CLEVELAND — Case Western Reserve University is giving insight to their new computational tool that they say will help determine which patients will need the most extensive treatment for the coronavirus.
Using computers to digitally analyze CT scans, the artificial intelligence devise can discover minute details that the human eye is not able to find.
“We’re taking lessons we borrowed from our work on lung cancer and other cancers,” said Anant Madabhushi, the F. Alex Nason Professor II of Biomedical Engineering at Case Western Reserve and head of the Center for Computational Imaging and Personalized Diagnostics (CCIPD). “We believe we can use the images to determine which patients are going to get so sick that they’ll need a ventilator and which ones won’t.”
As many hospitals across the country have faced shortages of medical supplies, the scientists at CWRU hope that inventions and AI like they are using will help to avoid having to make incredibly difficult decisions about which patients will receive a ventilator in the case of overflow.
“Our role may be for helping health-care professionals deal with the triage situation in a more informed way,” Madabhushi said, “because these are gut-wrenching decisions about who is going to get the most help against an aggressive disease.”
The CCIPD had started their research and development back in March, but just recently were offered eye opening digital scans of some of the very first COVID-19 patients, out of Wuhan, China.
Essentially, through a series of radiographic images and an algorithm derived from the CCIPD, their invention is able to create parameters that they hope will be able to fully predict which patients receiving care will need the most aggressive forms of treatment.
The model’s current accuracy rating is between 68-75%, which they believe will increase over time with more statistics and information becoming available every day.

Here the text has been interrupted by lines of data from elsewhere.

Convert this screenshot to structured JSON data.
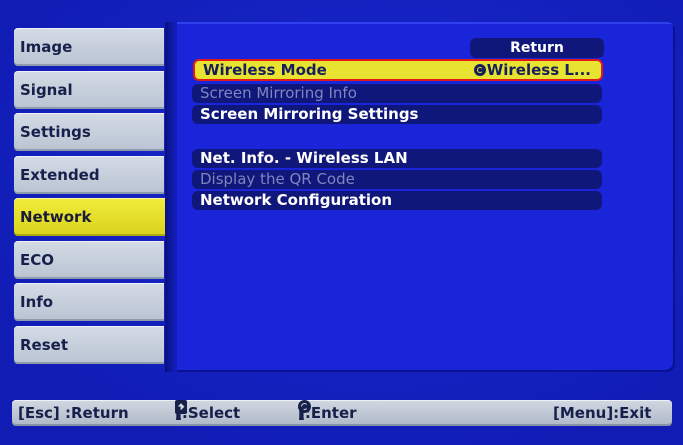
{
  "tabs": [
    {
      "label": "Image",
      "active": false
    },
    {
      "label": "Signal",
      "active": false
    },
    {
      "label": "Settings",
      "active": false
    },
    {
      "label": "Extended",
      "active": false
    },
    {
      "label": "Network",
      "active": true
    },
    {
      "label": "ECO",
      "active": false
    },
    {
      "label": "Info",
      "active": false
    },
    {
      "label": "Reset",
      "active": false
    }
  ],
  "panel": {
    "return_label": "Return",
    "items": [
      {
        "label": "Wireless Mode",
        "value": "Wireless L...",
        "value_icon": "enter-icon",
        "state": "selected"
      },
      {
        "label": "Screen Mirroring Info",
        "state": "disabled"
      },
      {
        "label": "Screen Mirroring Settings",
        "state": "enabled"
      },
      {
        "label": "Net. Info. - Wireless LAN",
        "state": "enabled"
      },
      {
        "label": "Display the QR Code",
        "state": "disabled"
      },
      {
        "label": "Network Configuration",
        "state": "enabled"
      }
    ]
  },
  "statusbar": {
    "esc_hint": "[Esc] :Return",
    "select_open": "[",
    "select_icon": "up-down-arrow-icon",
    "select_text": "]:Select",
    "enter_open": "[",
    "enter_icon": "enter-icon",
    "enter_text": "]:Enter",
    "menu_hint": "[Menu]:Exit"
  },
  "colors": {
    "background": "#1422c8",
    "highlight": "#e8e230",
    "selection_border": "#e01818",
    "tab": "#c6cedb"
  }
}
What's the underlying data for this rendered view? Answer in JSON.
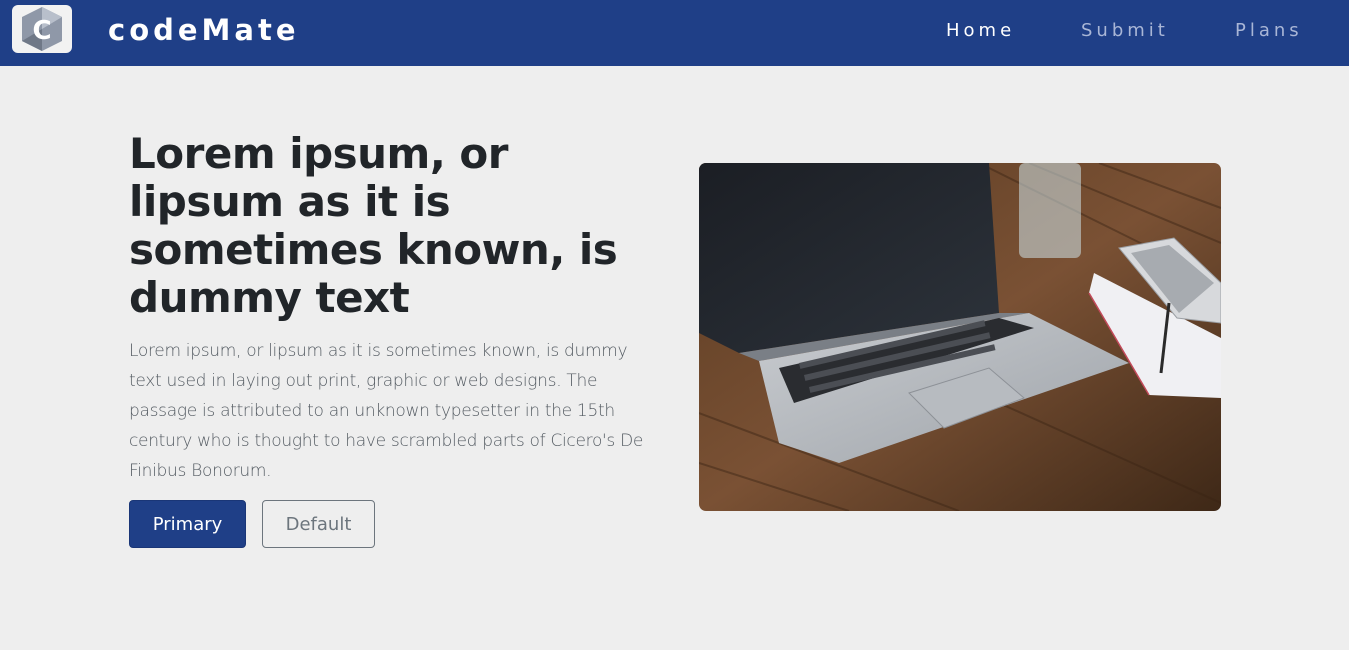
{
  "navbar": {
    "logo_letter": "C",
    "brand": "codeMate",
    "links": [
      {
        "label": "Home"
      },
      {
        "label": "Submit"
      },
      {
        "label": "Plans"
      }
    ]
  },
  "hero": {
    "headline": "Lorem ipsum, or lipsum as it is sometimes known, is dummy text",
    "lead": "Lorem ipsum, or lipsum as it is sometimes known, is dummy text used in laying out print, graphic or web designs. The passage is attributed to an unknown typesetter in the 15th century who is thought to have scrambled parts of Cicero's De Finibus Bonorum.",
    "primary_button": "Primary",
    "default_button": "Default"
  },
  "colors": {
    "navbar": "#1f3f87",
    "background": "#eeeeee",
    "primary": "#1f3f87"
  }
}
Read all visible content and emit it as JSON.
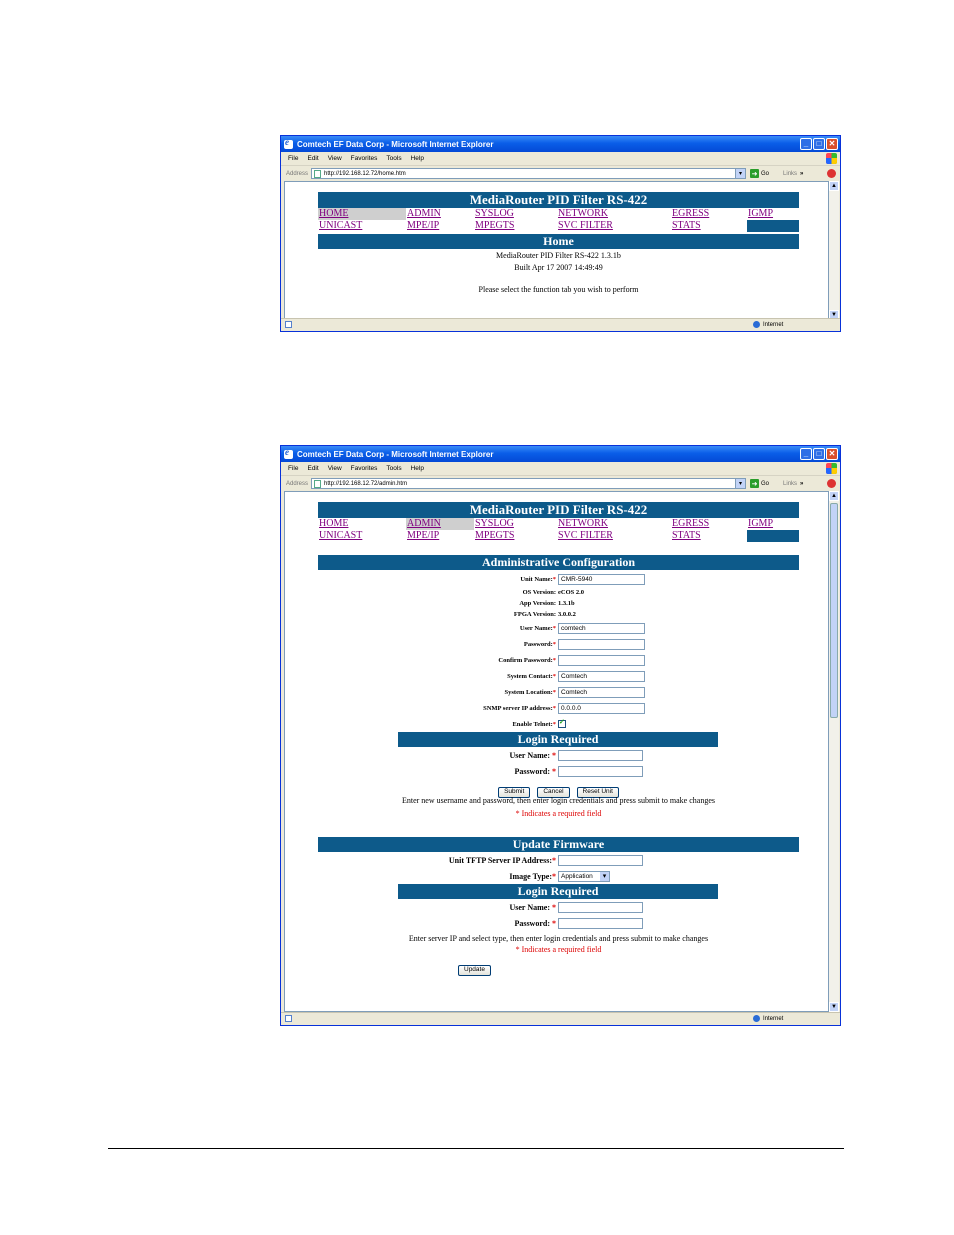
{
  "browser": {
    "title": "Comtech EF Data Corp - Microsoft Internet Explorer",
    "menu": [
      "File",
      "Edit",
      "View",
      "Favorites",
      "Tools",
      "Help"
    ],
    "address_label": "Address",
    "go_label": "Go",
    "links_label": "Links",
    "links_chevron": "»",
    "status_zone": "Internet"
  },
  "window_controls": {
    "minimize": "_",
    "maximize": "□",
    "close": "✕"
  },
  "win1": {
    "url": "http://192.168.12.72/home.htm",
    "header": "MediaRouter PID Filter RS-422",
    "nav_row1": [
      "HOME",
      "ADMIN",
      "SYSLOG",
      "NETWORK",
      "EGRESS",
      "IGMP"
    ],
    "nav_row2": [
      "UNICAST",
      "MPE/IP",
      "MPEGTS",
      "SVC FILTER",
      "STATS"
    ],
    "section": "Home",
    "version": "MediaRouter PID Filter RS-422 1.3.1b",
    "built": "Built Apr 17 2007 14:49:49",
    "prompt": "Please select the function tab you wish to perform"
  },
  "win2": {
    "url": "http://192.168.12.72/admin.htm",
    "header": "MediaRouter PID Filter RS-422",
    "nav_row1": [
      "HOME",
      "ADMIN",
      "SYSLOG",
      "NETWORK",
      "EGRESS",
      "IGMP"
    ],
    "nav_row2": [
      "UNICAST",
      "MPE/IP",
      "MPEGTS",
      "SVC FILTER",
      "STATS"
    ],
    "admin_section": "Administrative Configuration",
    "unit_name_label": "Unit Name:",
    "unit_name": "CMR-5940",
    "os_label": "OS Version:",
    "os": "eCOS 2.0",
    "app_label": "App Version:",
    "app": "1.3.1b",
    "fpga_label": "FPGA Version:",
    "fpga": "3.0.0.2",
    "user_label": "User Name:",
    "user": "comtech",
    "password_label": "Password:",
    "confirm_label": "Confirm Password:",
    "contact_label": "System Contact:",
    "contact": "Comtech",
    "location_label": "System Location:",
    "location": "Comtech",
    "snmp_label": "SNMP server IP address:",
    "snmp": "0.0.0.0",
    "telnet_label": "Enable Telnet:",
    "telnet_checked": true,
    "login_required": "Login Required",
    "login_user_label": "User Name:",
    "login_password_label": "Password:",
    "submit": "Submit",
    "cancel": "Cancel",
    "reset": "Reset Unit",
    "note1": "Enter new username and password, then enter login credentials and press submit to make changes",
    "required_note": "Indicates a required field",
    "firmware_section": "Update Firmware",
    "tftp_label": "Unit TFTP Server IP Address:",
    "image_label": "Image Type:",
    "image_value": "Application",
    "note2": "Enter server IP and select type, then enter login credentials and press submit to make changes",
    "update": "Update"
  },
  "required_marker": "*"
}
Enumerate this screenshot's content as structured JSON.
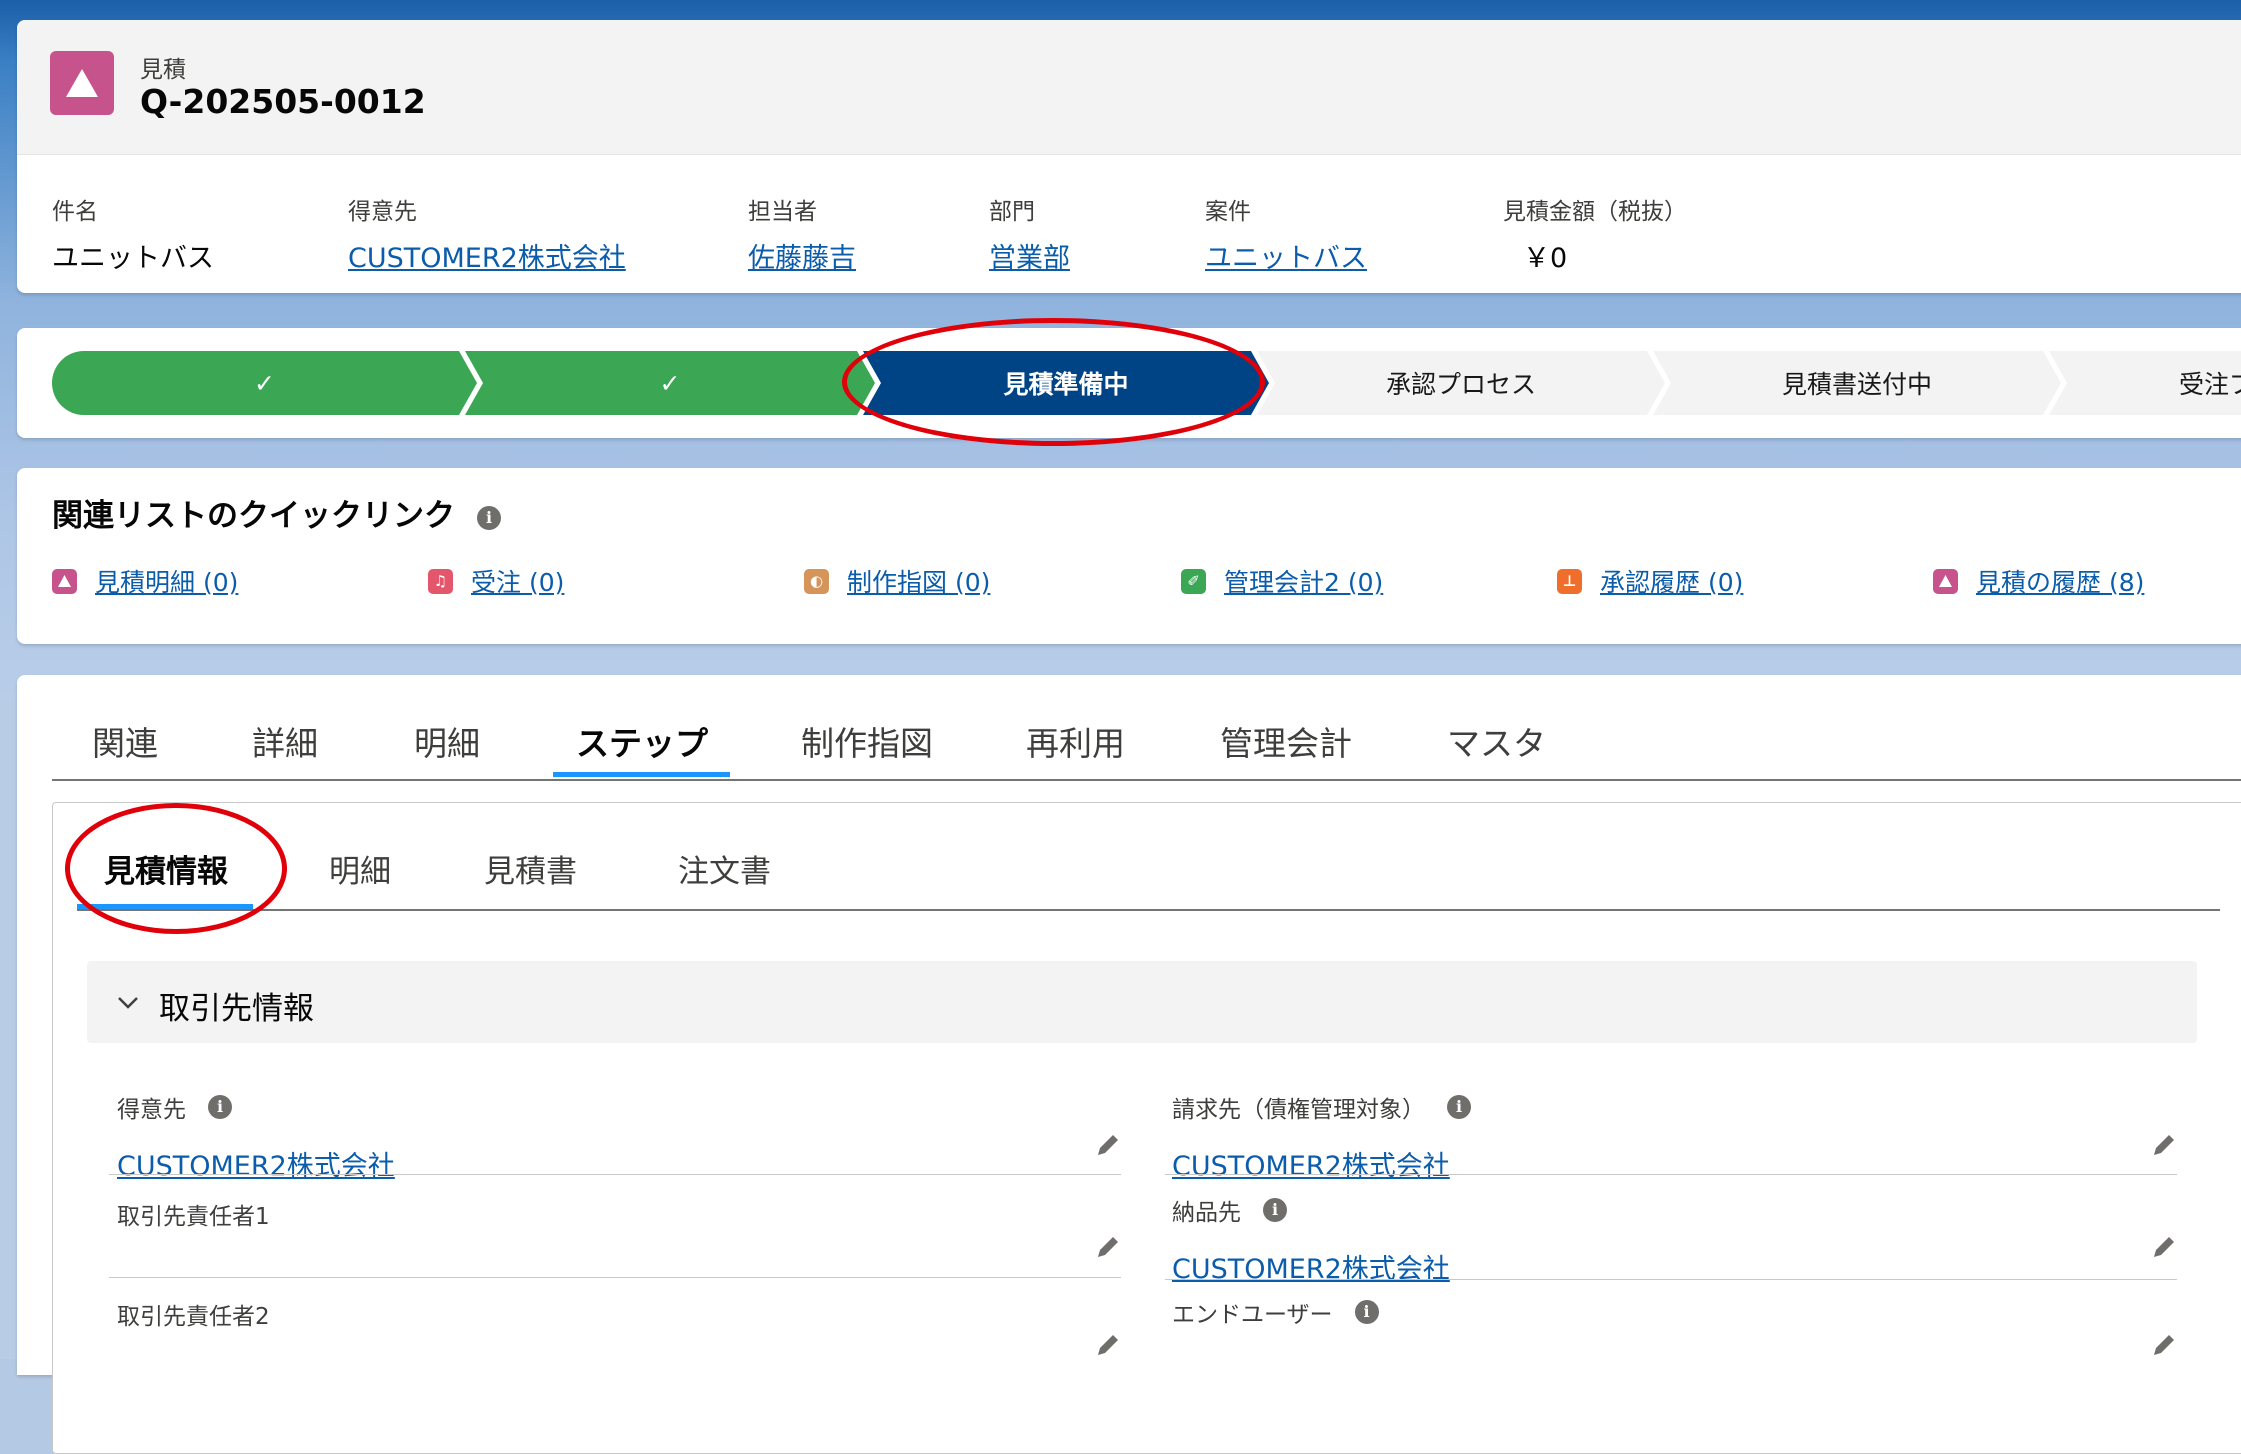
{
  "header": {
    "object_label": "見積",
    "record_name": "Q-202505-0012",
    "fields": [
      {
        "label": "件名",
        "value": "ユニットバス",
        "link": false
      },
      {
        "label": "得意先",
        "value": "CUSTOMER2株式会社",
        "link": true
      },
      {
        "label": "担当者",
        "value": "佐藤藤吉",
        "link": true
      },
      {
        "label": "部門",
        "value": "営業部",
        "link": true
      },
      {
        "label": "案件",
        "value": "ユニットバス",
        "link": true
      },
      {
        "label": "見積金額（税抜）",
        "value": "￥0",
        "link": false
      }
    ]
  },
  "path": {
    "steps": [
      {
        "label": "✓",
        "state": "complete"
      },
      {
        "label": "✓",
        "state": "complete"
      },
      {
        "label": "見積準備中",
        "state": "current"
      },
      {
        "label": "承認プロセス",
        "state": "incomplete"
      },
      {
        "label": "見積書送付中",
        "state": "incomplete"
      },
      {
        "label": "受注プ",
        "state": "incomplete"
      }
    ]
  },
  "quick_links": {
    "title": "関連リストのクイックリンク",
    "items": [
      {
        "label": "見積明細 (0)",
        "icon": "quote-icon",
        "color": "#c6538c"
      },
      {
        "label": "受注 (0)",
        "icon": "order-icon",
        "color": "#e3566b"
      },
      {
        "label": "制作指図 (0)",
        "icon": "production-icon",
        "color": "#d4945a"
      },
      {
        "label": "管理会計2 (0)",
        "icon": "accounting-icon",
        "color": "#3ba755"
      },
      {
        "label": "承認履歴 (0)",
        "icon": "approval-icon",
        "color": "#ef6e2c"
      },
      {
        "label": "見積の履歴 (8)",
        "icon": "history-icon",
        "color": "#c6538c"
      }
    ]
  },
  "tabs": {
    "items": [
      "関連",
      "詳細",
      "明細",
      "ステップ",
      "制作指図",
      "再利用",
      "管理会計",
      "マスタ"
    ],
    "active": "ステップ"
  },
  "subtabs": {
    "items": [
      "見積情報",
      "明細",
      "見積書",
      "注文書"
    ],
    "active": "見積情報"
  },
  "section": {
    "title": "取引先情報",
    "left_fields": [
      {
        "label": "得意先",
        "value": "CUSTOMER2株式会社",
        "info": true
      },
      {
        "label": "取引先責任者1",
        "value": "",
        "info": false
      },
      {
        "label": "取引先責任者2",
        "value": "",
        "info": false
      }
    ],
    "right_fields": [
      {
        "label": "請求先（債権管理対象）",
        "value": "CUSTOMER2株式会社",
        "info": true
      },
      {
        "label": "納品先",
        "value": "CUSTOMER2株式会社",
        "info": true
      },
      {
        "label": "エンドユーザー",
        "value": "",
        "info": true
      }
    ]
  },
  "colors": {
    "path_complete": "#3ba755",
    "path_current": "#014486",
    "link": "#0b5cab",
    "highlight_oval": "#e0000a",
    "tab_underline": "#1b96ff"
  }
}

Check out the below image: Top row shows a CT scan from a patient with COVID-19 who ended up needing a ventilator while the bottom row shows a COVID-19 patient who recovered from the disease without needing a ventilator. The region in red shows the area of infection on account of COVID-19 on the CT scans. The color maps show the areas on the CT scans that the neural network tended to focus on to identify patterns to distinguish the two patients.
RELATED: Case Western Reserve University releases tracking data to measure risk of going out into public due to COVID-19